The Finish Line Where Everything Just Ends

A Stupid Weight Loss Contest at Work: It’s Not Wellness

NBC canceled The Biggest Loser for good reasons, but Schlumberger doesn’t seem to care. Yesterday, this oil industry employer kicked off a $10,000 workplace weight loss contest. They might be telling themselves they’re promoting employee wellness. But they would be wrong.

At Best Counterproductive, Dangerous for Some

The Biggest Loser was a controversial spectacle from the very beginning. In 2010, LiveScience summarized expert opinions quite well. “Physicians and nutritionists worry the show’s focus on competitive weight loss is, at best, counterproductive and, at worst, dangerous.”

Weight is an intensely personal matter. Everyone’s body is wired differently. Some people struggle from a very early age with excess weight. Others struggle with eating disorders. And then, some – a shrinking number these days – have no issues whatsoever.

So, in the face of such a huge range of personal weight and health considerations, a one-size-fits-all weight loss contest makes absolutely no sense whatsoever. For someone who struggles with weight, it can become just one more cycle that ends in failure. For someone with an eating disorder, it verges on public humiliation. “Why don’t you join in the fun?”

For people in recovery from an eating disorder, that concern is quite serious.

A Hostile Work Environment?

The most common defense for these stupid and potentially harmful contests is that “people have fun with them.” Well, you don’t have read many headlines to figure out that one person’s idea of fun can be another person’s definition of hell. For some, weight loss contests indeed create a work environment hostile to their health. It’s especially true for people with longstanding issues related to weight and health.

And thus, the Code of Conduct for Ethical Wellness discourages such programs at work:

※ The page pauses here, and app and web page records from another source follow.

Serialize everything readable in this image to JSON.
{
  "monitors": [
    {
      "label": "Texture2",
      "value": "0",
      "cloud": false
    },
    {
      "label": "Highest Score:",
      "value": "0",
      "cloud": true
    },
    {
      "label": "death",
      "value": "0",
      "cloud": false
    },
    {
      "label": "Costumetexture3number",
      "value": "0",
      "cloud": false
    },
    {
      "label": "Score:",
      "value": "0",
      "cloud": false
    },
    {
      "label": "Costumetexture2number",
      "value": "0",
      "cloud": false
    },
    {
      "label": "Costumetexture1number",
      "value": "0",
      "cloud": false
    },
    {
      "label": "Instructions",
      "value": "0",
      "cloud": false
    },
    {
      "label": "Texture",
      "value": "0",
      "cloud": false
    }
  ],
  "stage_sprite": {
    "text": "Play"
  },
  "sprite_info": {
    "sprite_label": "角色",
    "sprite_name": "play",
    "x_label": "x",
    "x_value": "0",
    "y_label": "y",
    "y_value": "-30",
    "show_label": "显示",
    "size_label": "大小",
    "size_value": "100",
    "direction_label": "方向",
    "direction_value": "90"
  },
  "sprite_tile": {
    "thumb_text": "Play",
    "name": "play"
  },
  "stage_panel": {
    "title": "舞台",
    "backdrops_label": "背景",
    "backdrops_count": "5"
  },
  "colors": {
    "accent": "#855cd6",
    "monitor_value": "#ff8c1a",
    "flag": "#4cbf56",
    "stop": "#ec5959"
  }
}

Research shows that the vast majority of people who participate in weight loss programs will eventually gain their weight back after the program ends. Many will also gain back more than they lose. The weight cycling that occurs with repeated participation in weight loss programs may have negative effects on their health.

If a company is serious about the wellness of all employees, it doesn’t need the problems that these weight loss contests bring. A few people have fun at the expense of others and their health. That’s a lousy deal.

Click here for more on the Schlumberger contest and here for more perspective on workplace weight loss contests.

The Finish Line Where Everything Just Ends, photograph © Amy Siân Green / flickr

Subscribe by email to follow the accumulating evidence and observations that shape our view of health, obesity, and policy.


 

January 23, 2018

4 Responses to “A Stupid Weight Loss Contest at Work: It’s Not Wellness”

  1. January 23, 2018 at 8:20 am, Al Lewis said:

    Great post. These are marketed to corporations on the basis of being “just plain fun” . https://www.benefitnews.com/opinion/11-things-to-ponder-before-using-a-diet-for-dollars-program

    Using that logic, why not have a drinking contest?

    Someone suggested a goldfish-swallowing contest, not that I want to give these perps any ideas. (They’d probably argue those are high in protein.)

  2. January 23, 2018 at 1:33 pm, tom emerick said:

    Great comment Al

  3. January 24, 2018 at 11:01 am, Dayna said:

    “Some people struggle from an early age with excess weight.” Say what? The struggle is with a society that views weight as being excessive.

    Views like the one voiced in this piece reinforce the idea that fatness is bad and wind up promoting an argument for Intentional weight loss programs. The author needs to be aware of their bias against fat people and work to correct it.

  4. January 24, 2018 at 4:47 pm, Ted said:

    Dayna, I respect your view and agree completely with your perspective that weight bias is a serious problem causing tremendous harm. Eliminating weight bias and stigma is an important and primary goal.